§ Data excerpts:

>>>>>

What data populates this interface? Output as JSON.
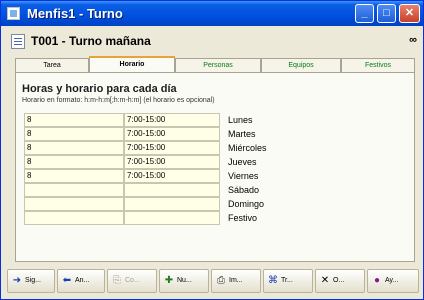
{
  "window": {
    "title": "Menfis1 - Turno"
  },
  "header": {
    "title": "T001 - Turno mañana"
  },
  "tabs": [
    {
      "label": "Tarea"
    },
    {
      "label": "Horario"
    },
    {
      "label": "Personas"
    },
    {
      "label": "Equipos"
    },
    {
      "label": "Festivos"
    }
  ],
  "section": {
    "heading": "Horas y horario para cada día",
    "hint": "Horario en formato: h:m-h:m[;h:m-h:m] (el horario es opcional)"
  },
  "schedule": [
    {
      "hours": "8",
      "time": "7:00-15:00",
      "day": "Lunes"
    },
    {
      "hours": "8",
      "time": "7:00-15:00",
      "day": "Martes"
    },
    {
      "hours": "8",
      "time": "7:00-15:00",
      "day": "Miércoles"
    },
    {
      "hours": "8",
      "time": "7:00-15:00",
      "day": "Jueves"
    },
    {
      "hours": "8",
      "time": "7:00-15:00",
      "day": "Viernes"
    },
    {
      "hours": "",
      "time": "",
      "day": "Sábado"
    },
    {
      "hours": "",
      "time": "",
      "day": "Domingo"
    },
    {
      "hours": "",
      "time": "",
      "day": "Festivo"
    }
  ],
  "toolbar": [
    {
      "icon": "arrow-right-icon",
      "glyph": "➜",
      "label": "Sig..."
    },
    {
      "icon": "arrow-left-icon",
      "glyph": "⬅",
      "label": "An..."
    },
    {
      "icon": "copy-icon",
      "glyph": "⎘",
      "label": "Co..."
    },
    {
      "icon": "new-icon",
      "glyph": "✚",
      "label": "Nu..."
    },
    {
      "icon": "print-icon",
      "glyph": "⎙",
      "label": "Im..."
    },
    {
      "icon": "tree-icon",
      "glyph": "⌘",
      "label": "Tr..."
    },
    {
      "icon": "delete-icon",
      "glyph": "✕",
      "label": "O..."
    },
    {
      "icon": "help-icon",
      "glyph": "●",
      "label": "Ay..."
    }
  ]
}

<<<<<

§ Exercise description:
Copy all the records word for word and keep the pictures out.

§ Task solution:
What data populates this interface? Output as JSON.
{
  "window": {
    "title": "Menfis1 - Turno"
  },
  "header": {
    "title": "T001 - Turno mañana"
  },
  "tabs": [
    {
      "label": "Tarea"
    },
    {
      "label": "Horario"
    },
    {
      "label": "Personas"
    },
    {
      "label": "Equipos"
    },
    {
      "label": "Festivos"
    }
  ],
  "section": {
    "heading": "Horas y horario para cada día",
    "hint": "Horario en formato: h:m-h:m[;h:m-h:m] (el horario es opcional)"
  },
  "schedule": [
    {
      "hours": "8",
      "time": "7:00-15:00",
      "day": "Lunes"
    },
    {
      "hours": "8",
      "time": "7:00-15:00",
      "day": "Martes"
    },
    {
      "hours": "8",
      "time": "7:00-15:00",
      "day": "Miércoles"
    },
    {
      "hours": "8",
      "time": "7:00-15:00",
      "day": "Jueves"
    },
    {
      "hours": "8",
      "time": "7:00-15:00",
      "day": "Viernes"
    },
    {
      "hours": "",
      "time": "",
      "day": "Sábado"
    },
    {
      "hours": "",
      "time": "",
      "day": "Domingo"
    },
    {
      "hours": "",
      "time": "",
      "day": "Festivo"
    }
  ],
  "toolbar": [
    {
      "icon": "arrow-right-icon",
      "glyph": "➜",
      "label": "Sig..."
    },
    {
      "icon": "arrow-left-icon",
      "glyph": "⬅",
      "label": "An..."
    },
    {
      "icon": "copy-icon",
      "glyph": "⎘",
      "label": "Co..."
    },
    {
      "icon": "new-icon",
      "glyph": "✚",
      "label": "Nu..."
    },
    {
      "icon": "print-icon",
      "glyph": "⎙",
      "label": "Im..."
    },
    {
      "icon": "tree-icon",
      "glyph": "⌘",
      "label": "Tr..."
    },
    {
      "icon": "delete-icon",
      "glyph": "✕",
      "label": "O..."
    },
    {
      "icon": "help-icon",
      "glyph": "●",
      "label": "Ay..."
    }
  ]
}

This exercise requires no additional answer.